▶ [BRIEF]
Type out the data exactly as given. Skip any image.

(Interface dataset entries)
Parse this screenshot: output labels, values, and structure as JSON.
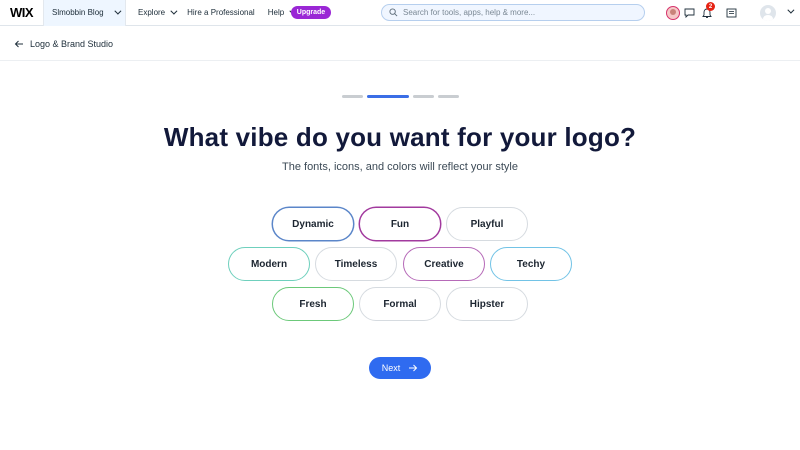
{
  "topbar": {
    "logo": "WIX",
    "site_name": "Slmobbin Blog",
    "nav": {
      "explore": "Explore",
      "hire": "Hire a Professional",
      "help": "Help"
    },
    "upgrade_label": "Upgrade",
    "search_placeholder": "Search for tools, apps, help & more...",
    "notification_count": "2"
  },
  "subheader": {
    "back_label": "Logo & Brand Studio"
  },
  "progress": {
    "total_steps": 4,
    "current_step": 2
  },
  "main": {
    "title": "What vibe do you want for your logo?",
    "subtitle": "The fonts, icons, and colors will reflect your style",
    "options": [
      {
        "label": "Dynamic",
        "border_color": "#5b86c9"
      },
      {
        "label": "Fun",
        "border_color": "#a23a9e"
      },
      {
        "label": "Playful",
        "border_color": "#d6dbe0"
      },
      {
        "label": "Modern",
        "border_color": "#6fd0bd"
      },
      {
        "label": "Timeless",
        "border_color": "#d6dbe0"
      },
      {
        "label": "Creative",
        "border_color": "#b66ab8"
      },
      {
        "label": "Techy",
        "border_color": "#72c3e6"
      },
      {
        "label": "Fresh",
        "border_color": "#6cc97a"
      },
      {
        "label": "Formal",
        "border_color": "#d6dbe0"
      },
      {
        "label": "Hipster",
        "border_color": "#d6dbe0"
      }
    ],
    "next_label": "Next"
  },
  "colors": {
    "accent": "#2f6bf0",
    "upgrade": "#9a27d5",
    "title": "#12193a"
  },
  "icons": [
    "arrow-left-icon",
    "search-icon",
    "chat-icon",
    "bell-icon",
    "news-icon",
    "arrow-right-icon"
  ]
}
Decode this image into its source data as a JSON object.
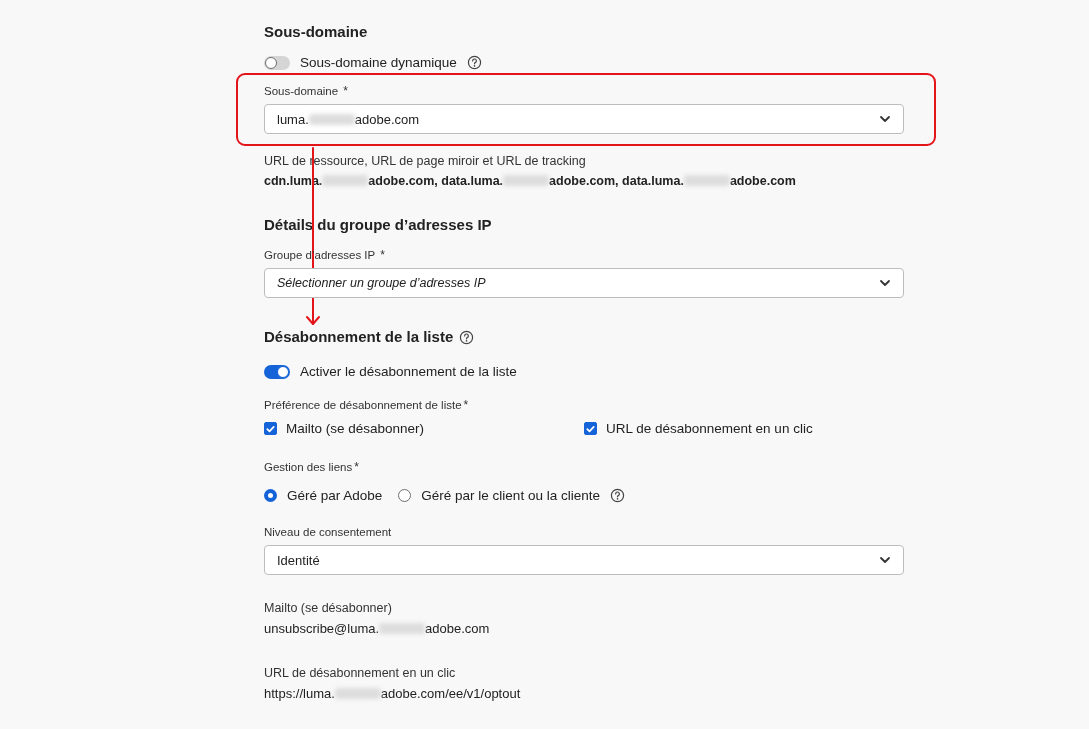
{
  "subdomain_section": {
    "title": "Sous-domaine",
    "dynamic_toggle": {
      "label": "Sous-domaine dynamique",
      "on": false,
      "help": true
    },
    "field": {
      "label": "Sous-domaine",
      "required_mark": "*",
      "value_parts": [
        "luma.",
        "adobe.com"
      ]
    },
    "urls": {
      "label": "URL de ressource, URL de page miroir et URL de tracking",
      "value_parts": [
        "cdn.luma.",
        "adobe.com, data.luma.",
        "adobe.com, data.luma.",
        "adobe.com"
      ]
    }
  },
  "ip_section": {
    "title": "Détails du groupe d’adresses IP",
    "field": {
      "label": "Groupe d’adresses IP",
      "required_mark": "*",
      "placeholder": "Sélectionner un groupe d’adresses IP"
    }
  },
  "unsubscribe_section": {
    "title": "Désabonnement de la liste",
    "help": true,
    "toggle": {
      "label": "Activer le désabonnement de la liste",
      "on": true
    },
    "preference": {
      "label": "Préférence de désabonnement de liste",
      "required_mark": "*",
      "options": [
        {
          "label": "Mailto (se désabonner)",
          "checked": true
        },
        {
          "label": "URL de désabonnement en un clic",
          "checked": true
        }
      ]
    },
    "link_management": {
      "label": "Gestion des liens",
      "required_mark": "*",
      "options": [
        {
          "label": "Géré par Adobe",
          "selected": true,
          "help": false
        },
        {
          "label": "Géré par le client ou la cliente",
          "selected": false,
          "help": true
        }
      ]
    },
    "consent": {
      "label": "Niveau de consentement",
      "value": "Identité"
    },
    "mailto": {
      "label": "Mailto (se désabonner)",
      "value_parts": [
        "unsubscribe@luma.",
        "adobe.com"
      ]
    },
    "one_click": {
      "label": "URL de désabonnement en un clic",
      "value_parts": [
        "https://luma.",
        "adobe.com/ee/v1/optout"
      ]
    }
  }
}
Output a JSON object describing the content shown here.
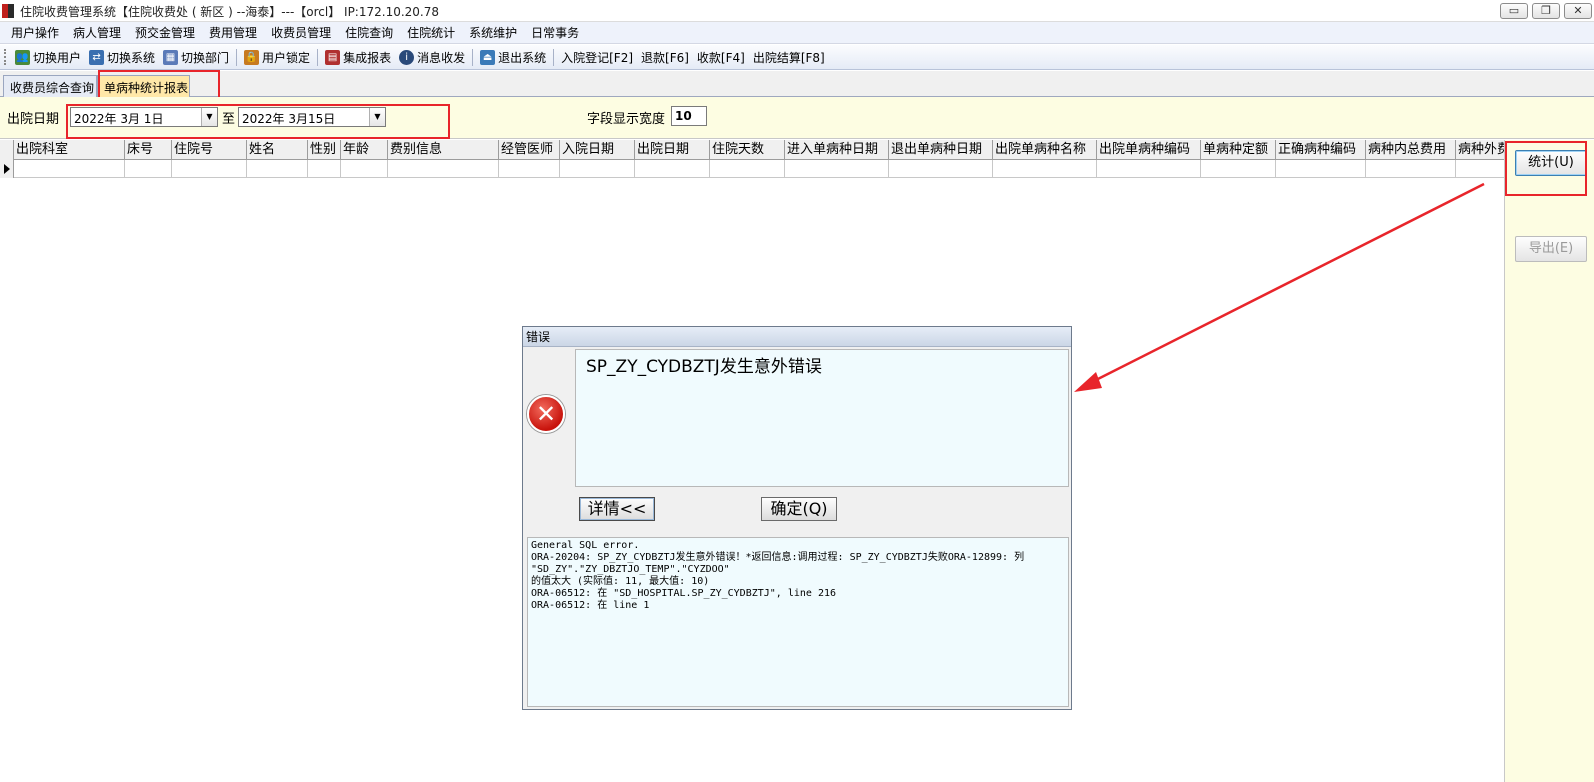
{
  "window": {
    "title": "住院收费管理系统【住院收费处 ( 新区 ) --海泰】---【orcl】 IP:172.10.20.78",
    "minimize_glyph": "▭",
    "restore_glyph": "❐",
    "close_glyph": "✕"
  },
  "menubar": {
    "items": [
      "用户操作",
      "病人管理",
      "预交金管理",
      "费用管理",
      "收费员管理",
      "住院查询",
      "住院统计",
      "系统维护",
      "日常事务"
    ]
  },
  "toolbar": {
    "items": [
      {
        "label": "切换用户",
        "icon": "users-icon",
        "color": "#4a8a3a"
      },
      {
        "label": "切换系统",
        "icon": "system-switch-icon",
        "color": "#3a6fb0"
      },
      {
        "label": "切换部门",
        "icon": "department-icon",
        "color": "#5a7ab8"
      },
      {
        "label": "用户锁定",
        "icon": "lock-user-icon",
        "color": "#c77a20"
      },
      {
        "label": "集成报表",
        "icon": "report-icon",
        "color": "#b03030"
      },
      {
        "label": "消息收发",
        "icon": "info-icon",
        "color": "#2a4a7a"
      },
      {
        "label": "退出系统",
        "icon": "exit-icon",
        "color": "#3a7ab8"
      },
      {
        "label": "入院登记[F2]"
      },
      {
        "label": "退款[F6]"
      },
      {
        "label": "收款[F4]"
      },
      {
        "label": "出院结算[F8]"
      }
    ]
  },
  "tabs": [
    {
      "label": "收费员综合查询",
      "active": false
    },
    {
      "label": "单病种统计报表",
      "active": true
    }
  ],
  "filters": {
    "discharge_date_label": "出院日期",
    "date_from": "2022年  3月  1日",
    "range_sep": "至",
    "date_to": "2022年  3月15日",
    "field_width_label": "字段显示宽度",
    "field_width_value": "10"
  },
  "grid": {
    "columns": [
      "出院科室",
      "床号",
      "住院号",
      "姓名",
      "性别",
      "年龄",
      "费别信息",
      "经管医师",
      "入院日期",
      "出院日期",
      "住院天数",
      "进入单病种日期",
      "退出单病种日期",
      "出院单病种名称",
      "出院单病种编码",
      "单病种定额",
      "正确病种编码",
      "病种内总费用",
      "病种外费"
    ]
  },
  "side_buttons": {
    "stat_label": "统计(U)",
    "export_label": "导出(E)"
  },
  "error_dialog": {
    "title": "错误",
    "message": "SP_ZY_CYDBZTJ发生意外错误",
    "detail_button": "详情<<",
    "ok_button": "确定(Q)",
    "details": "General SQL error.\nORA-20204: SP_ZY_CYDBZTJ发生意外错误！*返回信息:调用过程: SP_ZY_CYDBZTJ失败ORA-12899: 列\n\"SD_ZY\".\"ZY_DBZTJO_TEMP\".\"CYZDOO\"\n的值太大 (实际值: 11, 最大值: 10)\nORA-06512: 在 \"SD_HOSPITAL.SP_ZY_CYDBZTJ\", line 216\nORA-06512: 在 line 1"
  },
  "colors": {
    "annotation_red": "#e8252b",
    "panel_yellow": "#fdfde2",
    "active_tab": "#ffe8a8"
  }
}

▶ [TASK SOLUTION]
Parse this screenshot: output labels, values, and structure as JSON.
{
  "topbar": {
    "logo": "WIX",
    "site_name": "Slmobbin Blog",
    "nav": {
      "explore": "Explore",
      "hire": "Hire a Professional",
      "help": "Help"
    },
    "upgrade_label": "Upgrade",
    "search_placeholder": "Search for tools, apps, help & more...",
    "notification_count": "2"
  },
  "subheader": {
    "back_label": "Logo & Brand Studio"
  },
  "progress": {
    "total_steps": 4,
    "current_step": 2
  },
  "main": {
    "title": "What vibe do you want for your logo?",
    "subtitle": "The fonts, icons, and colors will reflect your style",
    "options": [
      {
        "label": "Dynamic",
        "border_color": "#5b86c9"
      },
      {
        "label": "Fun",
        "border_color": "#a23a9e"
      },
      {
        "label": "Playful",
        "border_color": "#d6dbe0"
      },
      {
        "label": "Modern",
        "border_color": "#6fd0bd"
      },
      {
        "label": "Timeless",
        "border_color": "#d6dbe0"
      },
      {
        "label": "Creative",
        "border_color": "#b66ab8"
      },
      {
        "label": "Techy",
        "border_color": "#72c3e6"
      },
      {
        "label": "Fresh",
        "border_color": "#6cc97a"
      },
      {
        "label": "Formal",
        "border_color": "#d6dbe0"
      },
      {
        "label": "Hipster",
        "border_color": "#d6dbe0"
      }
    ],
    "next_label": "Next"
  },
  "colors": {
    "accent": "#2f6bf0",
    "upgrade": "#9a27d5",
    "title": "#12193a"
  },
  "icons": [
    "arrow-left-icon",
    "search-icon",
    "chat-icon",
    "bell-icon",
    "news-icon",
    "arrow-right-icon"
  ]
}
Decode this image into its source data as a JSON object.
{
  "subdomain_section": {
    "title": "Sous-domaine",
    "dynamic_toggle": {
      "label": "Sous-domaine dynamique",
      "on": false,
      "help": true
    },
    "field": {
      "label": "Sous-domaine",
      "required_mark": "*",
      "value_parts": [
        "luma.",
        "adobe.com"
      ]
    },
    "urls": {
      "label": "URL de ressource, URL de page miroir et URL de tracking",
      "value_parts": [
        "cdn.luma.",
        "adobe.com, data.luma.",
        "adobe.com, data.luma.",
        "adobe.com"
      ]
    }
  },
  "ip_section": {
    "title": "Détails du groupe d’adresses IP",
    "field": {
      "label": "Groupe d’adresses IP",
      "required_mark": "*",
      "placeholder": "Sélectionner un groupe d’adresses IP"
    }
  },
  "unsubscribe_section": {
    "title": "Désabonnement de la liste",
    "help": true,
    "toggle": {
      "label": "Activer le désabonnement de la liste",
      "on": true
    },
    "preference": {
      "label": "Préférence de désabonnement de liste",
      "required_mark": "*",
      "options": [
        {
          "label": "Mailto (se désabonner)",
          "checked": true
        },
        {
          "label": "URL de désabonnement en un clic",
          "checked": true
        }
      ]
    },
    "link_management": {
      "label": "Gestion des liens",
      "required_mark": "*",
      "options": [
        {
          "label": "Géré par Adobe",
          "selected": true,
          "help": false
        },
        {
          "label": "Géré par le client ou la cliente",
          "selected": false,
          "help": true
        }
      ]
    },
    "consent": {
      "label": "Niveau de consentement",
      "value": "Identité"
    },
    "mailto": {
      "label": "Mailto (se désabonner)",
      "value_parts": [
        "unsubscribe@luma.",
        "adobe.com"
      ]
    },
    "one_click": {
      "label": "URL de désabonnement en un clic",
      "value_parts": [
        "https://luma.",
        "adobe.com/ee/v1/optout"
      ]
    }
  }
}
Output a JSON object describing the content shown here.
{
  "window": {
    "title": "住院收费管理系统【住院收费处 ( 新区 ) --海泰】---【orcl】 IP:172.10.20.78",
    "minimize_glyph": "▭",
    "restore_glyph": "❐",
    "close_glyph": "✕"
  },
  "menubar": {
    "items": [
      "用户操作",
      "病人管理",
      "预交金管理",
      "费用管理",
      "收费员管理",
      "住院查询",
      "住院统计",
      "系统维护",
      "日常事务"
    ]
  },
  "toolbar": {
    "items": [
      {
        "label": "切换用户",
        "icon": "users-icon",
        "color": "#4a8a3a"
      },
      {
        "label": "切换系统",
        "icon": "system-switch-icon",
        "color": "#3a6fb0"
      },
      {
        "label": "切换部门",
        "icon": "department-icon",
        "color": "#5a7ab8"
      },
      {
        "label": "用户锁定",
        "icon": "lock-user-icon",
        "color": "#c77a20"
      },
      {
        "label": "集成报表",
        "icon": "report-icon",
        "color": "#b03030"
      },
      {
        "label": "消息收发",
        "icon": "info-icon",
        "color": "#2a4a7a"
      },
      {
        "label": "退出系统",
        "icon": "exit-icon",
        "color": "#3a7ab8"
      },
      {
        "label": "入院登记[F2]"
      },
      {
        "label": "退款[F6]"
      },
      {
        "label": "收款[F4]"
      },
      {
        "label": "出院结算[F8]"
      }
    ]
  },
  "tabs": [
    {
      "label": "收费员综合查询",
      "active": false
    },
    {
      "label": "单病种统计报表",
      "active": true
    }
  ],
  "filters": {
    "discharge_date_label": "出院日期",
    "date_from": "2022年  3月  1日",
    "range_sep": "至",
    "date_to": "2022年  3月15日",
    "field_width_label": "字段显示宽度",
    "field_width_value": "10"
  },
  "grid": {
    "columns": [
      "出院科室",
      "床号",
      "住院号",
      "姓名",
      "性别",
      "年龄",
      "费别信息",
      "经管医师",
      "入院日期",
      "出院日期",
      "住院天数",
      "进入单病种日期",
      "退出单病种日期",
      "出院单病种名称",
      "出院单病种编码",
      "单病种定额",
      "正确病种编码",
      "病种内总费用",
      "病种外费"
    ]
  },
  "side_buttons": {
    "stat_label": "统计(U)",
    "export_label": "导出(E)"
  },
  "error_dialog": {
    "title": "错误",
    "message": "SP_ZY_CYDBZTJ发生意外错误",
    "detail_button": "详情<<",
    "ok_button": "确定(Q)",
    "details": "General SQL error.\nORA-20204: SP_ZY_CYDBZTJ发生意外错误！*返回信息:调用过程: SP_ZY_CYDBZTJ失败ORA-12899: 列\n\"SD_ZY\".\"ZY_DBZTJO_TEMP\".\"CYZDOO\"\n的值太大 (实际值: 11, 最大值: 10)\nORA-06512: 在 \"SD_HOSPITAL.SP_ZY_CYDBZTJ\", line 216\nORA-06512: 在 line 1"
  },
  "colors": {
    "annotation_red": "#e8252b",
    "panel_yellow": "#fdfde2",
    "active_tab": "#ffe8a8"
  }
}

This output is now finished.